Go through the data line by line. Copy each one holding the string "Write".

Website and app data records:
╭──
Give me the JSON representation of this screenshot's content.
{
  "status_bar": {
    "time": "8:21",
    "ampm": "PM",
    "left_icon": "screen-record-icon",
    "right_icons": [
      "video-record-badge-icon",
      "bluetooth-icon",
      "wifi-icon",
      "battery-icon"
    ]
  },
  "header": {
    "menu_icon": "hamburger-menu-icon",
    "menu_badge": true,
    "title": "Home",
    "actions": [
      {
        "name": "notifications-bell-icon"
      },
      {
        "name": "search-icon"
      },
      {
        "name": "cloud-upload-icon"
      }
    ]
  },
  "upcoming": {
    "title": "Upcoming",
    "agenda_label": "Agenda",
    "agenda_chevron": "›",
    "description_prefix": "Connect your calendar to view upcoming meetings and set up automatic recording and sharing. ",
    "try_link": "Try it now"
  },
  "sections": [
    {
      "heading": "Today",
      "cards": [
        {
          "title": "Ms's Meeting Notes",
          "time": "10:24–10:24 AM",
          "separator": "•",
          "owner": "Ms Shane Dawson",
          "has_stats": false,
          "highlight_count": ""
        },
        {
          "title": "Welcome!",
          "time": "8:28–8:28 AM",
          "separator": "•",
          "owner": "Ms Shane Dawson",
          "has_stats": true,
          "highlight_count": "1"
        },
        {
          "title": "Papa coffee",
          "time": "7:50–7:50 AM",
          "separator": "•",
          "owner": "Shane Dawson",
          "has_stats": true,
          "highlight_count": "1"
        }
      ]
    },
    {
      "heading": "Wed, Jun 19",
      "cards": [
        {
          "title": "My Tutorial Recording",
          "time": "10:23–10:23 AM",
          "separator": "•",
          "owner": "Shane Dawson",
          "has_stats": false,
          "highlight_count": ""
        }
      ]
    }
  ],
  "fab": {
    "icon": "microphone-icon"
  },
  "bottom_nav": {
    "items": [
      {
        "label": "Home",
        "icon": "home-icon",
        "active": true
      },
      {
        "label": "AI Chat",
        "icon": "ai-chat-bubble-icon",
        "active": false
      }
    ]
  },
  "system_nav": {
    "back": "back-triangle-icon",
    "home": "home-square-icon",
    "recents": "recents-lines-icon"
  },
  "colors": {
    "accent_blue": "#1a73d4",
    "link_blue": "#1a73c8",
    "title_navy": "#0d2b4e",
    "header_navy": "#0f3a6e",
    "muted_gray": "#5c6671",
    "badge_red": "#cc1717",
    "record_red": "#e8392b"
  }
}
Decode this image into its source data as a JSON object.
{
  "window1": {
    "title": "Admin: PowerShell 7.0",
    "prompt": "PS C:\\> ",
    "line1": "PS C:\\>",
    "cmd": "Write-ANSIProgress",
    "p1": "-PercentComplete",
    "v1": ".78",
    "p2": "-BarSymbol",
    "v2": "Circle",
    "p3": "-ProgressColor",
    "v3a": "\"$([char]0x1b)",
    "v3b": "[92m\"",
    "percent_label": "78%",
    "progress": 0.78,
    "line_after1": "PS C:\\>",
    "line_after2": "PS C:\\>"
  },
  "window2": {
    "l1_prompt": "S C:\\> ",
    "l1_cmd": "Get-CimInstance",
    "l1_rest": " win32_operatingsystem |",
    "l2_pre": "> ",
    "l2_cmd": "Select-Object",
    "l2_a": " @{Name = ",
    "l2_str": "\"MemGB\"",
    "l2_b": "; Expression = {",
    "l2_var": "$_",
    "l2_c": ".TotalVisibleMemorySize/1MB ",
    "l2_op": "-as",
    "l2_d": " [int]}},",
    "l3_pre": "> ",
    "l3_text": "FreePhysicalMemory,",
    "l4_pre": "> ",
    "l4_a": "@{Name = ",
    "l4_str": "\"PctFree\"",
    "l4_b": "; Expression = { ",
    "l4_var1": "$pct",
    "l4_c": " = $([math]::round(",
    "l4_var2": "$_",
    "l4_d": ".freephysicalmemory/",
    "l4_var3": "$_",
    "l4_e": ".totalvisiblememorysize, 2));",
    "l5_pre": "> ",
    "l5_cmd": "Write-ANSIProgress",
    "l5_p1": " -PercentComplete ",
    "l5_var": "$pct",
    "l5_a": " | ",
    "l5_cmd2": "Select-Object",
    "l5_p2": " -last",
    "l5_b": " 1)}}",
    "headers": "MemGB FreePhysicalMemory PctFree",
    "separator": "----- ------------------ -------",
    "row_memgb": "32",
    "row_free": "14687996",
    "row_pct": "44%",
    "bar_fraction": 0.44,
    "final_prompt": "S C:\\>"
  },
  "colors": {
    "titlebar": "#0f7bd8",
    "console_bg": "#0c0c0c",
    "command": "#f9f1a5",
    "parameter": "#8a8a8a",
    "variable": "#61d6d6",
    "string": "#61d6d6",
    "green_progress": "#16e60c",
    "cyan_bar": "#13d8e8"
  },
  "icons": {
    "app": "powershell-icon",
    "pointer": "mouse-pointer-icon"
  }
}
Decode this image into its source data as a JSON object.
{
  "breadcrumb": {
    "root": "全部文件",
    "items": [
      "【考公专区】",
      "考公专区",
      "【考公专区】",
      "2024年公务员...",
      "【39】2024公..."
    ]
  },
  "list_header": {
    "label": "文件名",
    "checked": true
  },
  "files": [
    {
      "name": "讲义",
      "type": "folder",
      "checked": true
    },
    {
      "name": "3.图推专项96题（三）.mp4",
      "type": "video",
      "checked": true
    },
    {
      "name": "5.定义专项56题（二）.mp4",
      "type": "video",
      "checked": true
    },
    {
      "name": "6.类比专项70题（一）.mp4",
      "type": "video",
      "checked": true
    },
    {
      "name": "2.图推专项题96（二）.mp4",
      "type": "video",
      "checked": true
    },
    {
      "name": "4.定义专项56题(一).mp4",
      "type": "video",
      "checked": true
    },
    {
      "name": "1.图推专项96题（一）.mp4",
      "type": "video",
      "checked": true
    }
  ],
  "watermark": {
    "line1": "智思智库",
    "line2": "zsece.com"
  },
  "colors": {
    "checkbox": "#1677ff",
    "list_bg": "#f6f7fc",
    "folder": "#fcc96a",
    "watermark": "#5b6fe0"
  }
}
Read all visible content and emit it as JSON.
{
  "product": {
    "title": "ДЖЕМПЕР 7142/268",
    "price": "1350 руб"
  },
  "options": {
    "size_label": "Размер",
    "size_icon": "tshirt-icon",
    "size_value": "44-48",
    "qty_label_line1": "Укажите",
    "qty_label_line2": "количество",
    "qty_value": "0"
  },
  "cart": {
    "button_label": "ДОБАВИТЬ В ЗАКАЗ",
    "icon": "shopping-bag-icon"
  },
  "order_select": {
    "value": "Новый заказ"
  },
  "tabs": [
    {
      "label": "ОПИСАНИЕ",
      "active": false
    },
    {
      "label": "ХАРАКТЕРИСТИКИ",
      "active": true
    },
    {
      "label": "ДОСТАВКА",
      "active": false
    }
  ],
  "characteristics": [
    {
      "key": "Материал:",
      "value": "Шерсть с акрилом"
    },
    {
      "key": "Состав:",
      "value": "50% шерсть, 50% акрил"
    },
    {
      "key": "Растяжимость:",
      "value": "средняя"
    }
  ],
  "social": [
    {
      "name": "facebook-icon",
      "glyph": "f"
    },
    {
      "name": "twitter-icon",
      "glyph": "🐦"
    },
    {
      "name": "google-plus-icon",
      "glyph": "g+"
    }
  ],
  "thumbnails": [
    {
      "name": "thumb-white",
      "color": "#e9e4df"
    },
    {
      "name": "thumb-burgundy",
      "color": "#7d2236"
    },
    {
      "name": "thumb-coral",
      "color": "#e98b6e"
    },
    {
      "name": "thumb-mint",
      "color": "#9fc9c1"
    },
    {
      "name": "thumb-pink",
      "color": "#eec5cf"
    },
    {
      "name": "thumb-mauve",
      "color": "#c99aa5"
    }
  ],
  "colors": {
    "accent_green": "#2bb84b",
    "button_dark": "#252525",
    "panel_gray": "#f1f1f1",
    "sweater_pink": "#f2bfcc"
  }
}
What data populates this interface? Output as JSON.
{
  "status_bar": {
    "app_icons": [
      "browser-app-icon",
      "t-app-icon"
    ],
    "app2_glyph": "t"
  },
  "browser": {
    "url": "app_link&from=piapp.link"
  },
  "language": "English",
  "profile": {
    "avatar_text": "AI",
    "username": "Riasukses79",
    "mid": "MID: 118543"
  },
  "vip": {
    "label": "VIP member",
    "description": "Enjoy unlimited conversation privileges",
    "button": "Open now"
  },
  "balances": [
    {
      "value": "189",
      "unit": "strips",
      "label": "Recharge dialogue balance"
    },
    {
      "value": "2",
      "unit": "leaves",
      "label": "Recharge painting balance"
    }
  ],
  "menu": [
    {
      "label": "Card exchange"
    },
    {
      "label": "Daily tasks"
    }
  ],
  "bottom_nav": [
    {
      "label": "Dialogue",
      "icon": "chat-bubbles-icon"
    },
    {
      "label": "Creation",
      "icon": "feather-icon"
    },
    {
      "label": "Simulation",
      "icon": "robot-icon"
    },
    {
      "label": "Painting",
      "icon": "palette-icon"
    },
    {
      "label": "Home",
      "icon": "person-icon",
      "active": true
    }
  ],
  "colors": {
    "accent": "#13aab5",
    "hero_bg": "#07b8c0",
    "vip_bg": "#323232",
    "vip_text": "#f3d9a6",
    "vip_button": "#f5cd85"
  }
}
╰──
## THE ANSWER
    "cmd": "Write-ANSIProgress",
    "l5_cmd": "Write-ANSIProgress",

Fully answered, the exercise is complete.